● **SOURCE MATERIAL**:
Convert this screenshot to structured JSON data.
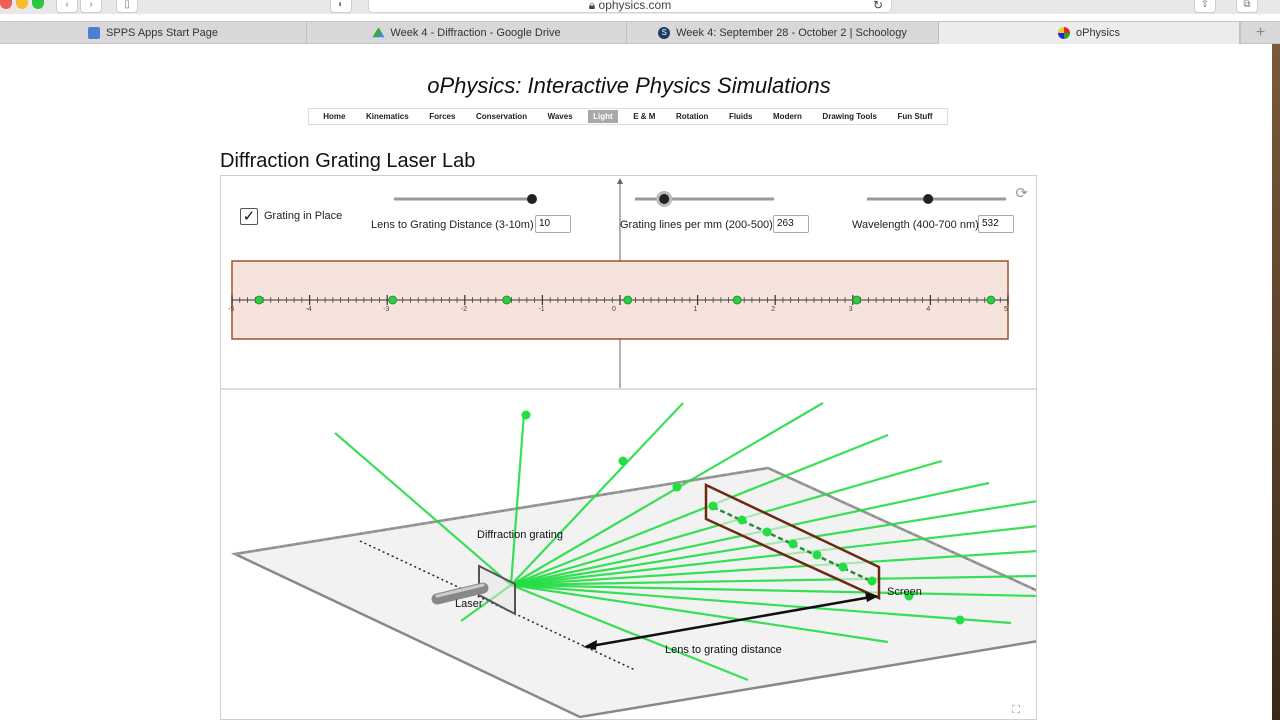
{
  "browser": {
    "url": "ophysics.com",
    "tabs": [
      {
        "label": "SPPS Apps Start Page",
        "icon": "grid-app-icon"
      },
      {
        "label": "Week 4 - Diffraction - Google Drive",
        "icon": "google-drive-icon"
      },
      {
        "label": "Week 4: September 28 - October 2 | Schoology",
        "icon": "schoology-icon"
      },
      {
        "label": "oPhysics",
        "icon": "ophysics-logo-icon",
        "active": true
      }
    ],
    "new_tab_label": "+"
  },
  "site": {
    "title": "oPhysics: Interactive Physics Simulations",
    "nav": [
      "Home",
      "Kinematics",
      "Forces",
      "Conservation",
      "Waves",
      "Light",
      "E & M",
      "Rotation",
      "Fluids",
      "Modern",
      "Drawing Tools",
      "Fun Stuff"
    ],
    "active_nav": "Light"
  },
  "lab": {
    "title": "Diffraction Grating Laser Lab",
    "checkbox_label": "Grating in Place",
    "checkbox_checked": true,
    "lens_label": "Lens to Grating Distance (3-10m)",
    "lens_value": "10",
    "lines_label": "Grating lines per mm (200-500)",
    "lines_value": "263",
    "wavelength_label": "Wavelength (400-700 nm)",
    "wavelength_value": "532",
    "slider_levels": {
      "lens": 1.0,
      "lines": 0.21,
      "wavelength": 0.44
    }
  },
  "ruler": {
    "tick_labels": [
      "-5",
      "-4",
      "-3",
      "-2",
      "-1",
      "0",
      "1",
      "2",
      "3",
      "4",
      "5"
    ],
    "dot_positions": [
      -4.65,
      -2.93,
      -1.46,
      0.1,
      1.51,
      3.05,
      4.78
    ],
    "dot_color": "#2ecc40",
    "band_color": "#f6e3dc",
    "border_color": "#a0522d"
  },
  "scene": {
    "diffraction_label": "Diffraction grating",
    "laser_label": "Laser",
    "screen_label": "Screen",
    "distance_label": "Lens to grating distance",
    "beam_color": "#22dd44",
    "screen_color": "#6b2a10"
  }
}
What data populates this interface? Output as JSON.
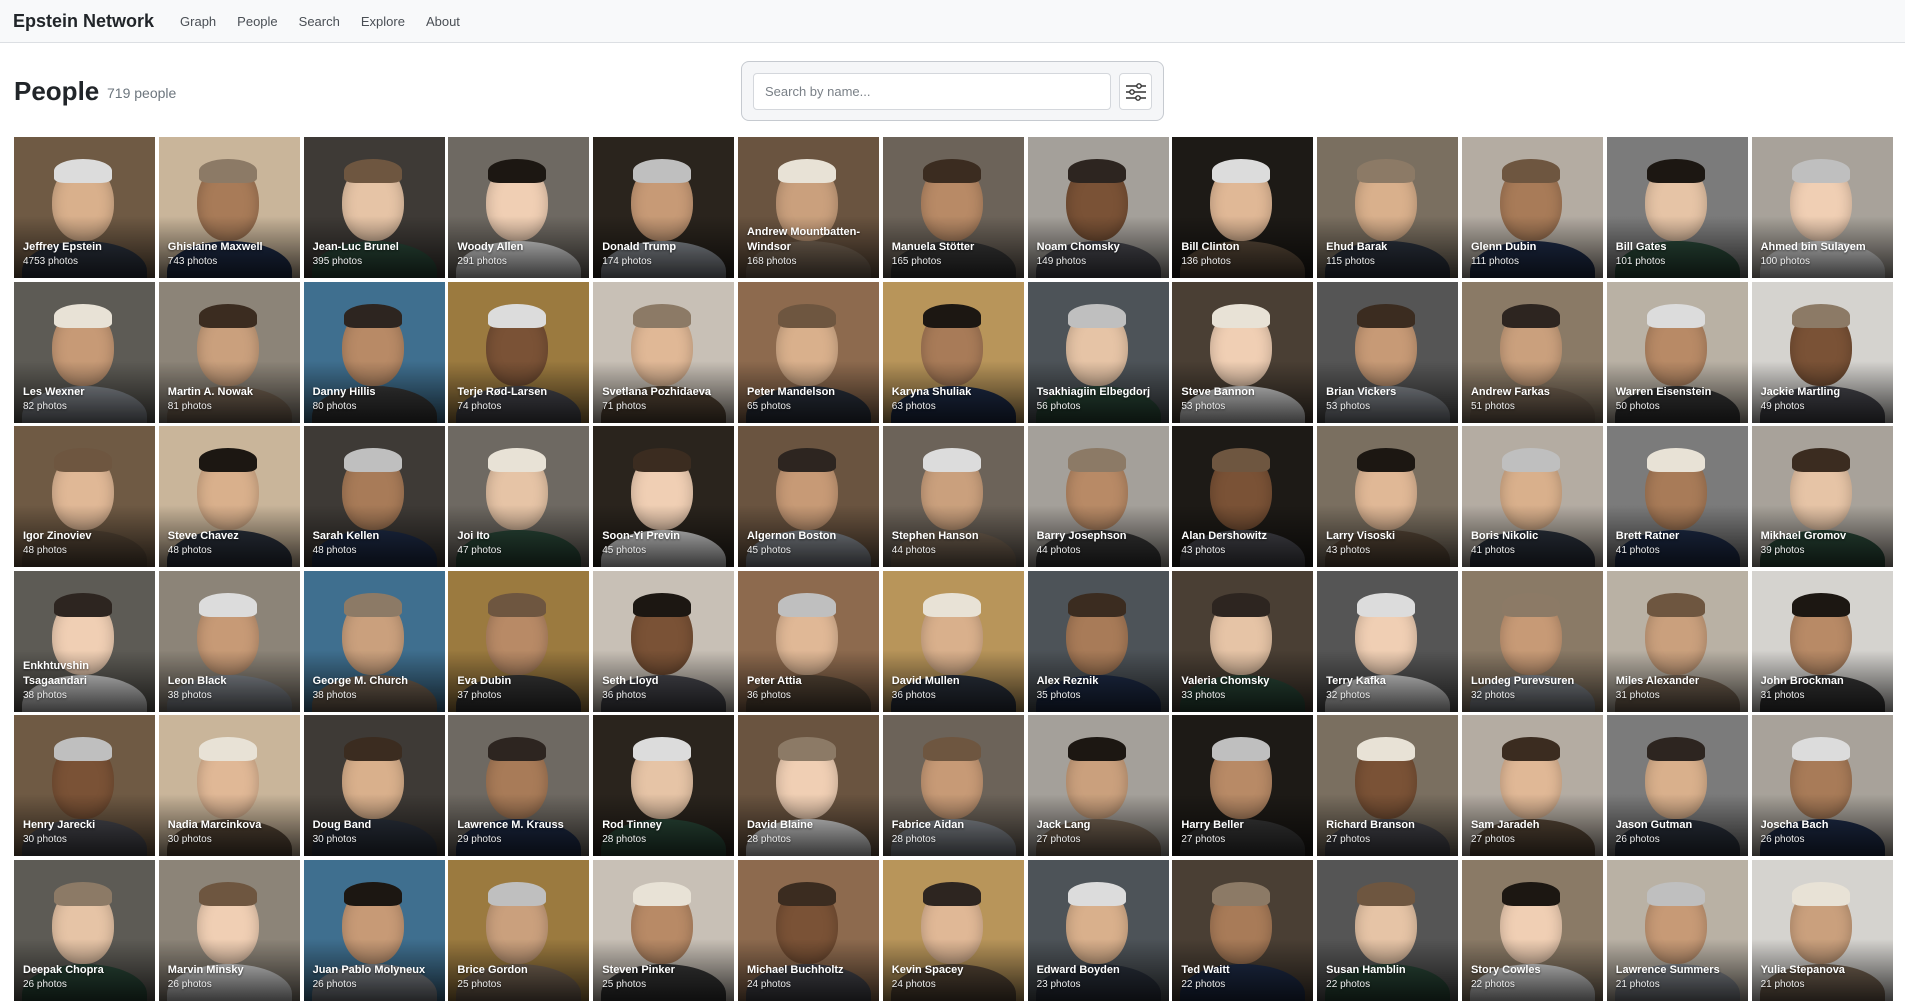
{
  "nav": {
    "brand": "Epstein Network",
    "links": [
      "Graph",
      "People",
      "Search",
      "Explore",
      "About"
    ]
  },
  "header": {
    "title": "People",
    "count": "719 people"
  },
  "search": {
    "placeholder": "Search by name...",
    "value": ""
  },
  "people": [
    {
      "name": "Jeffrey Epstein",
      "photos": "4753 photos"
    },
    {
      "name": "Ghislaine Maxwell",
      "photos": "743 photos"
    },
    {
      "name": "Jean-Luc Brunel",
      "photos": "395 photos"
    },
    {
      "name": "Woody Allen",
      "photos": "291 photos"
    },
    {
      "name": "Donald Trump",
      "photos": "174 photos"
    },
    {
      "name": "Andrew Mountbatten-Windsor",
      "photos": "168 photos"
    },
    {
      "name": "Manuela Stötter",
      "photos": "165 photos"
    },
    {
      "name": "Noam Chomsky",
      "photos": "149 photos"
    },
    {
      "name": "Bill Clinton",
      "photos": "136 photos"
    },
    {
      "name": "Ehud Barak",
      "photos": "115 photos"
    },
    {
      "name": "Glenn Dubin",
      "photos": "111 photos"
    },
    {
      "name": "Bill Gates",
      "photos": "101 photos"
    },
    {
      "name": "Ahmed bin Sulayem",
      "photos": "100 photos"
    },
    {
      "name": "Les Wexner",
      "photos": "82 photos"
    },
    {
      "name": "Martin A. Nowak",
      "photos": "81 photos"
    },
    {
      "name": "Danny Hillis",
      "photos": "80 photos"
    },
    {
      "name": "Terje Rød-Larsen",
      "photos": "74 photos"
    },
    {
      "name": "Svetlana Pozhidaeva",
      "photos": "71 photos"
    },
    {
      "name": "Peter Mandelson",
      "photos": "65 photos"
    },
    {
      "name": "Karyna Shuliak",
      "photos": "63 photos"
    },
    {
      "name": "Tsakhiagiin Elbegdorj",
      "photos": "56 photos"
    },
    {
      "name": "Steve Bannon",
      "photos": "53 photos"
    },
    {
      "name": "Brian Vickers",
      "photos": "53 photos"
    },
    {
      "name": "Andrew Farkas",
      "photos": "51 photos"
    },
    {
      "name": "Warren Eisenstein",
      "photos": "50 photos"
    },
    {
      "name": "Jackie Martling",
      "photos": "49 photos"
    },
    {
      "name": "Igor Zinoviev",
      "photos": "48 photos"
    },
    {
      "name": "Steve Chavez",
      "photos": "48 photos"
    },
    {
      "name": "Sarah Kellen",
      "photos": "48 photos"
    },
    {
      "name": "Joi Ito",
      "photos": "47 photos"
    },
    {
      "name": "Soon-Yi Previn",
      "photos": "45 photos"
    },
    {
      "name": "Algernon Boston",
      "photos": "45 photos"
    },
    {
      "name": "Stephen Hanson",
      "photos": "44 photos"
    },
    {
      "name": "Barry Josephson",
      "photos": "44 photos"
    },
    {
      "name": "Alan Dershowitz",
      "photos": "43 photos"
    },
    {
      "name": "Larry Visoski",
      "photos": "43 photos"
    },
    {
      "name": "Boris Nikolic",
      "photos": "41 photos"
    },
    {
      "name": "Brett Ratner",
      "photos": "41 photos"
    },
    {
      "name": "Mikhael Gromov",
      "photos": "39 photos"
    },
    {
      "name": "Enkhtuvshin Tsagaandari",
      "photos": "38 photos"
    },
    {
      "name": "Leon Black",
      "photos": "38 photos"
    },
    {
      "name": "George M. Church",
      "photos": "38 photos"
    },
    {
      "name": "Eva Dubin",
      "photos": "37 photos"
    },
    {
      "name": "Seth Lloyd",
      "photos": "36 photos"
    },
    {
      "name": "Peter Attia",
      "photos": "36 photos"
    },
    {
      "name": "David Mullen",
      "photos": "36 photos"
    },
    {
      "name": "Alex Reznik",
      "photos": "35 photos"
    },
    {
      "name": "Valeria Chomsky",
      "photos": "33 photos"
    },
    {
      "name": "Terry Kafka",
      "photos": "32 photos"
    },
    {
      "name": "Lundeg Purevsuren",
      "photos": "32 photos"
    },
    {
      "name": "Miles Alexander",
      "photos": "31 photos"
    },
    {
      "name": "John Brockman",
      "photos": "31 photos"
    },
    {
      "name": "Henry Jarecki",
      "photos": "30 photos"
    },
    {
      "name": "Nadia Marcinkova",
      "photos": "30 photos"
    },
    {
      "name": "Doug Band",
      "photos": "30 photos"
    },
    {
      "name": "Lawrence M. Krauss",
      "photos": "29 photos"
    },
    {
      "name": "Rod Tinney",
      "photos": "28 photos"
    },
    {
      "name": "David Blaine",
      "photos": "28 photos"
    },
    {
      "name": "Fabrice Aidan",
      "photos": "28 photos"
    },
    {
      "name": "Jack Lang",
      "photos": "27 photos"
    },
    {
      "name": "Harry Beller",
      "photos": "27 photos"
    },
    {
      "name": "Richard Branson",
      "photos": "27 photos"
    },
    {
      "name": "Sam Jaradeh",
      "photos": "27 photos"
    },
    {
      "name": "Jason Gutman",
      "photos": "26 photos"
    },
    {
      "name": "Joscha Bach",
      "photos": "26 photos"
    },
    {
      "name": "Deepak Chopra",
      "photos": "26 photos"
    },
    {
      "name": "Marvin Minsky",
      "photos": "26 photos"
    },
    {
      "name": "Juan Pablo Molyneux",
      "photos": "26 photos"
    },
    {
      "name": "Brice Gordon",
      "photos": "25 photos"
    },
    {
      "name": "Steven Pinker",
      "photos": "25 photos"
    },
    {
      "name": "Michael Buchholtz",
      "photos": "24 photos"
    },
    {
      "name": "Kevin Spacey",
      "photos": "24 photos"
    },
    {
      "name": "Edward Boyden",
      "photos": "23 photos"
    },
    {
      "name": "Ted Waitt",
      "photos": "22 photos"
    },
    {
      "name": "Susan Hamblin",
      "photos": "22 photos"
    },
    {
      "name": "Story Cowles",
      "photos": "22 photos"
    },
    {
      "name": "Lawrence Summers",
      "photos": "21 photos"
    },
    {
      "name": "Yulia Stepanova",
      "photos": "21 photos"
    }
  ]
}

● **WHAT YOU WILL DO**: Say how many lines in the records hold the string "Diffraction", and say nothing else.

● **RESULT OF THE TASK**: 3